There are 9 new articles in PLoS ONE today. As always, you should rate the articles, post notes and comments and send trackbacks when you blog about the papers. You can now also easily place articles on various social services (CiteULike, Mendeley, Connotea, Stumbleupon, Facebook and Digg) with just one click. Here are my own picks for the week - you go and look for your own favourites:
Speciation begins when populations become genetically separated through a substantial reduction in gene flow, and it is at this point that a genetically cohesive set of populations attain the sole property of species: the independent evolution of a population-level lineage. The comprehensive delimitation of species within biodiversity hotspots, regardless of their level of divergence, is important for understanding the factors that drive the diversification of biota and for identifying them as targets for conservation. However, delimiting recently diverged species is challenging due to insufficient time for the differential evolution of characters--including morphological differences, reproductive isolation, and gene tree monophyly--that are typically used as evidence for separately evolving lineages. In this study, we assembled multiple lines of evidence from the analysis of mtDNA and nDNA sequence data for the delimitation of a high diversity of cryptically diverged population-level mouse lemur lineages across the island of Madagascar. Our study uses a multi-faceted approach that applies phylogenetic, population genetic, and genealogical analysis for recognizing lineage diversity and presents the most thoroughly sampled species delimitation of mouse lemur ever performed. The resolution of a large number of geographically defined clades in the mtDNA gene tree provides strong initial evidence for recognizing a high diversity of population-level lineages in mouse lemurs. We find additional support for lineage recognition in the striking concordance between mtDNA clades and patterns of nuclear population structure. Lineages identified using these two sources of evidence also exhibit patterns of population divergence according to genealogical exclusivity estimates. Mouse lemur lineage diversity is reflected in both a geographically fine-scaled pattern of population divergence within established and geographically widespread taxa, as well as newly resolved patterns of micro-endemism revealed through expanded field sampling into previously poorly and well-sampled regions.
Marital dissolution is ubiquitous in western societies. It poses major scientific and sociological problems both in theoretical and therapeutic terms. Scholars and therapists agree on the existence of a sort of second law of thermodynamics for sentimental relationships. Effort is required to sustain them. Love is not enough. Building on a simple version of the second law we use optimal control theory as a novel approach to model sentimental dynamics. Our analysis is consistent with sociological data. We show that, when both partners have similar emotional attributes, there is an optimal effort policy yielding a durable happy union. This policy is prey to structural destabilization resulting from a combination of two factors: there is an effort gap because the optimal policy always entails discomfort and there is a tendency to lower effort to non-sustaining levels due to the instability of the dynamics. These mathematical facts implied by the model unveil an underlying mechanism that may explain couple disruption in real scenarios. Within this framework the apparent paradox that a union consistently planned to last forever will probably break up is explained as a mechanistic consequence of the second law.

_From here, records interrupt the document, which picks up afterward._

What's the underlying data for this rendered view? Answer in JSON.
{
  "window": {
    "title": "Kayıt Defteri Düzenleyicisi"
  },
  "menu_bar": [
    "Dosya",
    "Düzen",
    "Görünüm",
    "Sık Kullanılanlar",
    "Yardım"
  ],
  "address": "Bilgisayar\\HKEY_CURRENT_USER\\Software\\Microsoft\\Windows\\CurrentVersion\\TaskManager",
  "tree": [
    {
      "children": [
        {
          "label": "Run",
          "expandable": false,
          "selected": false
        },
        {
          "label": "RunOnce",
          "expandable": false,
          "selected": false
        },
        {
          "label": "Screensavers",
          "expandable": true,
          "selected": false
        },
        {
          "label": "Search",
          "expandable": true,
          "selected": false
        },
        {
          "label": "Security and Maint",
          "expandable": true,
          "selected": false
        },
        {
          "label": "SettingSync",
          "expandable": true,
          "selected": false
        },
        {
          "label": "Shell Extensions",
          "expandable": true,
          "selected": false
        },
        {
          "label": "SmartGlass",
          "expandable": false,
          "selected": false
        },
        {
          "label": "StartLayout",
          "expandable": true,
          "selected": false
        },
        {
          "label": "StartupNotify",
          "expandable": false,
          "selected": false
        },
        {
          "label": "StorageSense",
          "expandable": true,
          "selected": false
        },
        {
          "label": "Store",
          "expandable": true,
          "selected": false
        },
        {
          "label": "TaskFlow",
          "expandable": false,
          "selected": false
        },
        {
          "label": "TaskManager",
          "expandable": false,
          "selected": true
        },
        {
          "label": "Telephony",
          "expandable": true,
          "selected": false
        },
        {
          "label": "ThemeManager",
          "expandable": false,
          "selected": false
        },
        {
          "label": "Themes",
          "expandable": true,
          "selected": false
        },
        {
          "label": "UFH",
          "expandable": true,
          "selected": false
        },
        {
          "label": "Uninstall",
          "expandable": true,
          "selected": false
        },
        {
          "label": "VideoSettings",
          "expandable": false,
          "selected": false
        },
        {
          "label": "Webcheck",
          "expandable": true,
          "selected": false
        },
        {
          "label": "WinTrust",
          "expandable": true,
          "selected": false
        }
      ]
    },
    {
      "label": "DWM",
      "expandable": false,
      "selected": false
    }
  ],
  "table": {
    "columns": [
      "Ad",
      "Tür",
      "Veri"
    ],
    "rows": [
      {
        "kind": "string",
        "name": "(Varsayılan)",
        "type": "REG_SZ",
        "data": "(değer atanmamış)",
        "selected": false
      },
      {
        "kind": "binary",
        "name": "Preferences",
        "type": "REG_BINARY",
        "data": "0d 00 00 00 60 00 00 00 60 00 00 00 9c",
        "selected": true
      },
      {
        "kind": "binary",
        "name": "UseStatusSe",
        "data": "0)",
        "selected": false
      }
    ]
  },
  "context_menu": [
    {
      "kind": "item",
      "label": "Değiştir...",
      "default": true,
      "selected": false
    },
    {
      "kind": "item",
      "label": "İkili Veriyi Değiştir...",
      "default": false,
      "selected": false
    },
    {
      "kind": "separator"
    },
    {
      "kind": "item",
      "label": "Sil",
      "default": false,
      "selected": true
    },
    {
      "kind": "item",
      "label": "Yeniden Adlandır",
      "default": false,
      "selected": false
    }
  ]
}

Language and music, two of the most unique human cognitive abilities, are combined in song, rendering it an ecological model for comparing speech and music cognition. The present study was designed to determine whether words and melodies in song are processed interactively or independently, and to examine the influence of attention on the processing of words and melodies in song. Event-Related brain Potentials (ERPs) and behavioral data were recorded while non-musicians listened to pairs of sung words (prime and target) presented in four experimental conditions: same word, same melody; same word, different melody; different word, same melody; different word, different melody. Participants were asked to attend to either the words or the melody, and to perform a same/different task. In both attentional tasks, different word targets elicited an N400 component, as predicted based on previous results. Most interestingly, different melodies (sung with the same word) elicited an N400 component followed by a late positive component. Finally, ERP and behavioral data converged in showing interactions between the linguistic and melodic dimensions of sung words. The finding that the N400 effect, a well-established marker of semantic processing, was modulated by musical melody in song suggests that variations in musical features affect word processing in sung language. Implications of the interactions between words and melody are discussed in light of evidence for shared neural processing resources between the phonological/semantic aspects of language and the melodic/harmonic aspects of music.